Author Contributions

All two authors contributed equally to this work. All authors read and approved the final manuscript.

Funding

This research was supported by the Basic Science Research Program through the National Research Foundation of Korea (NRF) funded by the Ministry of Education (NRF-2018R1D1A1B07041132).

Conflicts of Interest

The authors declare no conflict of interest.

References

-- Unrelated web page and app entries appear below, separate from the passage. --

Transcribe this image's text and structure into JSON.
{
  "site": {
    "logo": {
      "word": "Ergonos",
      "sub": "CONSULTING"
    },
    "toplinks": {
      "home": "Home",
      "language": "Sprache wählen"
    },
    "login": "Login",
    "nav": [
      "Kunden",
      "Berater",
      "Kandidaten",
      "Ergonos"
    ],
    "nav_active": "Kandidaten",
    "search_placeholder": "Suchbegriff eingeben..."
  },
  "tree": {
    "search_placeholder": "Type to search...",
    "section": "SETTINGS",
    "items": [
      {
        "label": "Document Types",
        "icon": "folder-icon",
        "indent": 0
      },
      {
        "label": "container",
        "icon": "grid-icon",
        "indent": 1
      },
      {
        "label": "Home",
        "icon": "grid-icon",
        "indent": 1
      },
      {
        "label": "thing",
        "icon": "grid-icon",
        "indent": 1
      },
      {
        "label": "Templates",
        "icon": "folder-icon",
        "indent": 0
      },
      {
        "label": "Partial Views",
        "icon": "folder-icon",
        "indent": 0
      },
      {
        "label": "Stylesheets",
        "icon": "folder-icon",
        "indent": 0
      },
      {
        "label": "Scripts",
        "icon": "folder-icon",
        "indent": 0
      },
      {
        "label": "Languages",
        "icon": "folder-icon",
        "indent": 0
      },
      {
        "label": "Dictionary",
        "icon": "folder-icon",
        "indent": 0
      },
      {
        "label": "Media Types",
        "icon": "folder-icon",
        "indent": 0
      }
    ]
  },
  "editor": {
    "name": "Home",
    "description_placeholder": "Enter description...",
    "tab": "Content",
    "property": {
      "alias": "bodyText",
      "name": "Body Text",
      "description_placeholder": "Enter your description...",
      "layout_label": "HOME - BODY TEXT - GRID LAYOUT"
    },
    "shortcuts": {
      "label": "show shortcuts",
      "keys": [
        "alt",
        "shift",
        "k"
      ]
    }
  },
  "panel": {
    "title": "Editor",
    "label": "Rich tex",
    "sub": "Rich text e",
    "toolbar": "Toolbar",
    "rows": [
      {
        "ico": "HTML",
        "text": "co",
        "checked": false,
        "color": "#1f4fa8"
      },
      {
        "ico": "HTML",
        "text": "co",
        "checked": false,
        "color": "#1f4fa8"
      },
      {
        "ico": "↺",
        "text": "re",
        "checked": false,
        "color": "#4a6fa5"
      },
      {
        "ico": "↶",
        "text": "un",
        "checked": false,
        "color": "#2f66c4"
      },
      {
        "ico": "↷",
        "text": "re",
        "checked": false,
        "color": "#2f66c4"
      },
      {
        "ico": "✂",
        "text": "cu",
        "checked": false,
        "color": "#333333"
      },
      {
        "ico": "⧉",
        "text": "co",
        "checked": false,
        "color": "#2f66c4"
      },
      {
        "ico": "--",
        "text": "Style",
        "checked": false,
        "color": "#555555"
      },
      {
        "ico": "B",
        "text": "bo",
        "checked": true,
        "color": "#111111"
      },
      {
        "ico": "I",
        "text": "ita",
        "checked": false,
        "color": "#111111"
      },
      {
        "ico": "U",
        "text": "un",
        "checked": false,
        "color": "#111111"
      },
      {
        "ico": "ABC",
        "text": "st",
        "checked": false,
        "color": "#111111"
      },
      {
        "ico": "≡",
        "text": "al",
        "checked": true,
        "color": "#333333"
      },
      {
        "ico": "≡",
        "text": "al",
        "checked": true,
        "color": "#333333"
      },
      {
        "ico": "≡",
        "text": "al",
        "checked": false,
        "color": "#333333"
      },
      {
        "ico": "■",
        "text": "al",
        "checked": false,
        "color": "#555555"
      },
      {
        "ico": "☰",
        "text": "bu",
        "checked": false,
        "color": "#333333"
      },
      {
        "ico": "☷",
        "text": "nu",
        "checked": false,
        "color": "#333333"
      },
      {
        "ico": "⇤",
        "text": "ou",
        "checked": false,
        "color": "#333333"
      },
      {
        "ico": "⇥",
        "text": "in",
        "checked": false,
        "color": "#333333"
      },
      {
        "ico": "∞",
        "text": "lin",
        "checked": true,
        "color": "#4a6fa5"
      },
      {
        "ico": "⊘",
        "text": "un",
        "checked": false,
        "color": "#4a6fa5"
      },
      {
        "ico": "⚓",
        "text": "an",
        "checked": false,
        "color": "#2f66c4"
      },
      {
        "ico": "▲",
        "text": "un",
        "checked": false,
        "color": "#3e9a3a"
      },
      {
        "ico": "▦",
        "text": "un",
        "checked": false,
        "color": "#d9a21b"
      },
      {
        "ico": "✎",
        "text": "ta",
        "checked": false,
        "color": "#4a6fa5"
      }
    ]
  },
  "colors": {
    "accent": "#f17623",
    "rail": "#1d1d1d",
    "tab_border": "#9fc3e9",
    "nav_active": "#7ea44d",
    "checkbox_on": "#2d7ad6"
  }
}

  1. Hecke, E. Analytische Arithmetik der Positiven Quadratischen Formen; Mathematische Werke: Copenhagen, Denmark, 1940; pp. 789–918. [Google Scholar]
  2. Nielsen, N. Traité élémentaire des nombres de Bernoulli; Gauthier-Villars: Paris, France, 1923. [Google Scholar]
  3. Nörlund, N.E. Vorlesungen über Differenzenrechnung; Springer: Berlin, Germany, 1924. [Google Scholar]
  4. Mordell, L.J. Integral formulae of arithmetical character. J. Lond. Math. Soc. 1958, 33, 371–375. [Google Scholar] [CrossRef]
  5. Mikolás, M. Integral formulae of arithmetical characteristics relating to the zeta-function of Hurwitz. Publ. Math. Debrecen 1957, 5, 44–53. [Google Scholar]
  6. Zagier, D. Appendix. Curious and exotic identities for Bernoulli numbers. In Springer Monographs in Mathematics; Arakawa, T., Kaneko, M., Ibukiyama, T., Numbers, B., Functions, Z., Eds.; Springer: Berlin, Germany, 2014; pp. 239–262. [Google Scholar]
  7. Carlitz, L. Note on the integral of product of several Bernoulli polynomials. J. Lond. Math. Soc. 1959, 36, 361–363. [Google Scholar] [CrossRef]
  8. Hu, S.; Kim, D.; Kim, M.-S. On the integral of the product of four and more Bernoulli polynomials. Ramanujan J. 2014, 33, 281–293. [Google Scholar] [CrossRef]
  9. Espinosa, O.; Moll, V.H. On some integrals involving the Hurwitz Zeta function: Part 1. Ramanujan J. 2002, 6, 159–188. [Google Scholar] [CrossRef]
  10. Espinosa, O.; Moll, V.H. On some integrals involving the Hurwitz Zeta function: Part 2. Ramanujan J. 2002, 6, 449–468. [Google Scholar] [CrossRef]
  11. Espinosa, O.; Moll, V.H. The evaluation of Tornheim double sums. Int. J. Number Theory 2006, 116, 200–229. [Google Scholar] [CrossRef]
  12. Bayad, A.; Raouj, A. Mean values of L-functions and Dedekind sums. J. Number Theory 2012, 132, 1645–1652. [Google Scholar] [CrossRef]
Back to TopTop